Animation can offer up some useful visual cues. Explanatory animation is most often seen when a page is opened for the first time and the animation shows how certain elements of the page are supposed to be used. This type of animation can be found in games which often deals very well with progressive disclosure, revealing game mechanics as you move further into a game. Such hints are only triggered when the user reaches the appropriate point in their experience. For example, Pudding Monsters uses an animated hand to explain a sliding motion and it becomes clear for users what to do next.

Animations provide cues making the interaction obvious for user

Useful tips to consider when designing FA

One of the biggest reasons you should use functional animation in UI design is its ability to help you find out the nature of behavior better than text alone. The best user experience is ensured by employing functional animation best practices in either a website or an application.

 

Catching the attention of a user is the top priority for most application and website designers.
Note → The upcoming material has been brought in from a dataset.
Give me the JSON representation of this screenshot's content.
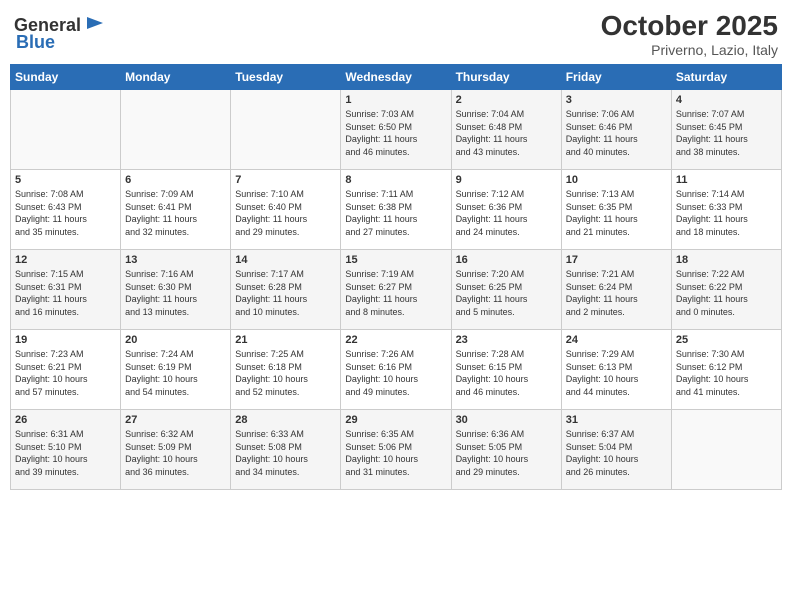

Animation has proven to be a very effective way of doing this; however, every designer should also understand that adding an animated component does not work for every app or website.

 

This implies that incorporating motions can make or break your design UI, but this is not usually the case for designers who know how to adjust the framework of their design, in order to make it a success among users.

 

There are certain rules to keep in mind before you decide to improve UI design with functional animation. The following guidelines will ensure a successful design.

Always functional

Looks do not necessarily matter when it comes to adding animations to a website or application. The functionality, however, is what every designer must focus on. In addition to the functional animation definition given above, the animation does not have to be noticeable, though it should be easily triggered without any difficulty.

Understanding of time and space is important

When it comes to adding animated elements, the designer’s manipulation of time and space can have a very big effect on the end result. It is not necessary to replicate any real-life motions; the important thing is to give some detail to each object in the animation so that it looks practical.

Attaching some extra

In order for the main animation to get more attention, it is advisable to put in a smaller design element that compliments the larger one. These two elements combined work well to result in an effect that is more intense than one provided by the main piece, alone. Great functional animation examples should have this feature.

Concept of speed

In order to make your animations look practical, you have to know how to work with speed. Understanding that animations also have to build up to speed is important. Deceleration should also be incorporated, with accuracy.

Skillful drawing

When it comes to drawing, it is not reasonable to say that one art style is significantly better than another, as each is unique in its own way. What matters is the execution. In animation, you are looking to capture an object in three dimensions. This means you have to be very skillful in order to make it work as a whole.

Polishing

Before your project is ready for user interaction, make sure you polish it up. Look for any mistakes you have made, involving speed or general practicality of your animation. Look for opinions on your finished work and, if possible, test your animation using real individuals.

In the end, a good animation can make the smallest improvements to your project and make it look unique. It can also improve in-app purchases or generally increase the response to your website.

Conclusion

Animation is powerful tool when used in a sophisticated ways. We need to embrace the motion from the very beginning and think of it as natural part of our design, because design is more than just about visual presentation. As Steve Jobs said about design:

It’s not just what it looks like and feels like. Design is how it works.

Animation is powerful tool when used in a sophisticated ways. We need to embrace the motion from the very beginning and think of it as natural part of our design, because design is more than just about visual presentation. As Steve Jobs said about design:

  1. Reduce cognitive load
  2. Prevent change blindness
  3. Establish better recall in spatial relationships